Jan. 28 (Bloomberg) -- Texas Industries Inc. has agreed to a sale to Martin Marietta Materials Inc., the U.S.’s second-largest producer of sand, gravel and crushed rock used in construction, a person with knowledge of the matter said.
A merger could be announced imminently, said the person, who asked not to be named because the information is private. The deal is likely to be an all-stock transaction, one person familiar with the matter said last week.
Texas Industries, which is based in Dallas, has a market value of about $2 billion and Raleigh, North Carolina-based Martin Marietta is currently valued at about $4.8 billion. Officials at both companies didn’t reply to requests for comment by telephone and e-mail.
Texas Industries is the No. 2 cement maker in California and the biggest in its home state, giving Martin Marietta an entry into the cement market amid a U.S. construction rebound. The crushed stone, gravel and sand that Martin Marietta already produces, known as aggregates, are mixed with cement to produce concrete. In 2013, builders began work on 923,400 homes, an 18 percent jump from the prior year and the most since 2007.
The acquisition “would meaningfully change” Martin Marietta’s business mix because the company has no cement assets and only about 7 percent of sales come from concrete, Adam Rudiger, an analyst with Wells Fargo, wrote in a note yesterday. Rudiger has a market perform on the aggregates producer and doesn’t cover Texas Industries.
“Martin Marietta’s rationale for such a transaction would be to gain exposure to faster growing states,” Rudiger said. “Additionally, we note Martin Marietta has shown a desire to grow through acquisition.” Martin Marietta attempted a hostile bid for Birmingham, Alabama-based Vulcan Materials Co. in December 2011 that didn’t go through.
Shares of Texas Industries jumped as much as 6.7 percent to $76.35 in late trading yesterday, after closing at $71.54 in New York. Martin Marietta dropped 1.5 percent in regular trading to $102.78.
Martin Marietta, which shipped 128 million tons (116 million metric tons) of aggregates in 2012, began expanding outside of its core business in 2011, including an asset swap to gain concrete and asphalt operations near Denver. Chief Executive Officer Ward Nye said in August the increase in these “vertically integrated businesses” is a way to tap growing markets.

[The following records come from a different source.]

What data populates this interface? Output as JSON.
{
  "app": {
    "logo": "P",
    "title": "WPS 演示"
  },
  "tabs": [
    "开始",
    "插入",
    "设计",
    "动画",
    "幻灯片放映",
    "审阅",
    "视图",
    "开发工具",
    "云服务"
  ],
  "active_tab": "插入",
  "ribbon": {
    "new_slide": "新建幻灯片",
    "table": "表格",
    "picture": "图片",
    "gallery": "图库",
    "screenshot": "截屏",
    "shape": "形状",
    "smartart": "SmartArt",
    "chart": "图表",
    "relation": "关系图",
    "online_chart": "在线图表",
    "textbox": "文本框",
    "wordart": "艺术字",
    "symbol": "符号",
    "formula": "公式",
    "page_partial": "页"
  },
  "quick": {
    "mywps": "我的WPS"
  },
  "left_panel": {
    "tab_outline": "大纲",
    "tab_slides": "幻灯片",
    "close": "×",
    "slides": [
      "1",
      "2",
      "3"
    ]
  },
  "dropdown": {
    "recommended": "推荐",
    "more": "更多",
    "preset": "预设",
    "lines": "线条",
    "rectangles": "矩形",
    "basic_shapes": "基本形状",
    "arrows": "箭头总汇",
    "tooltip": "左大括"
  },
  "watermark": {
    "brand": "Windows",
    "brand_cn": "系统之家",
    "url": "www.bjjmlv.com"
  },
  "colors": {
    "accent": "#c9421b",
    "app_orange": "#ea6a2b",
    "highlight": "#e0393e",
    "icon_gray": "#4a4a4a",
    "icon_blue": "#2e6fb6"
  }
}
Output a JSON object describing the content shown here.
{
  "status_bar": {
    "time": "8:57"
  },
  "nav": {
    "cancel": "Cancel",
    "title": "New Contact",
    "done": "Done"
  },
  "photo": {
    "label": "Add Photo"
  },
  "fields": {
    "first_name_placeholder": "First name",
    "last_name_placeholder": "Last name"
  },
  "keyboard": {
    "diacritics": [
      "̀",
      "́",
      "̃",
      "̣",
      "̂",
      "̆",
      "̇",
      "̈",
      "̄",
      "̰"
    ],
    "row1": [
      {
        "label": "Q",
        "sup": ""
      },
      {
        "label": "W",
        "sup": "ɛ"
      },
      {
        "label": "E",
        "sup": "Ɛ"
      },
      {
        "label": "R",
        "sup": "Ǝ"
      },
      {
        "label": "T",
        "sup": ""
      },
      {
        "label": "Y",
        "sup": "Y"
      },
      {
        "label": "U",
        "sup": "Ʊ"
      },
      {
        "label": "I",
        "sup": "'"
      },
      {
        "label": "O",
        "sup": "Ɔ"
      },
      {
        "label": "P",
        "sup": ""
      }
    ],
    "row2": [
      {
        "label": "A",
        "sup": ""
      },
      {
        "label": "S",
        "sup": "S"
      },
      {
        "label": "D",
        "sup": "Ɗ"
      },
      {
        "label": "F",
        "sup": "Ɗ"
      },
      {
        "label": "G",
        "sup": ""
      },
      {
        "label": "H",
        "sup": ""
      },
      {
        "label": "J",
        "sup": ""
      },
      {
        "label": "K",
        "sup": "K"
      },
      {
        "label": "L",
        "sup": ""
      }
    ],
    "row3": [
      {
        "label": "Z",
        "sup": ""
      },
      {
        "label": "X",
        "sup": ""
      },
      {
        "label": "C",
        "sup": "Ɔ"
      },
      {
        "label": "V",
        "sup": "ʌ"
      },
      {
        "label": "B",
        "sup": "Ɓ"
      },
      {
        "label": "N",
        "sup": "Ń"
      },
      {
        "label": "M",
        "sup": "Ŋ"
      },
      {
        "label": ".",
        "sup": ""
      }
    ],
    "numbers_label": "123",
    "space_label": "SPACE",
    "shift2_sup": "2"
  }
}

Building-materials companies struggled through a housing and commercial-construction slump that shrank U.S. cement demand by 44 percent in the five years ended in 2010, according to data compiled by Bloomberg. Consumption in 2010 of 71 million tons was the lowest since 1980, and that figure rose only to 79 million tons in 2012, the data show.
Annual production capacity at Texas Industries, also referred to as TXI, is 6.8 million tons. The company, which operates two cement plants in Texas and one in California, has posted losses from continuing operations in four of the past five years.
Texas Industries said Jan. 8 it has announced cement price increases totaling 8 percent in Texas and 8.5 percent in California by April, citing improved construction. Over the next five years, annual cement demand will rise an average of 6 percent in Texas and 9 percent in California, Chief Operating Officer Jamie Rogers said on a conference call with analysts, citing data from the Portland Cement Association.
To meet higher demand in Texas, the company restarted an older kiln at a plant in the state, with 900,000 tons of capacity.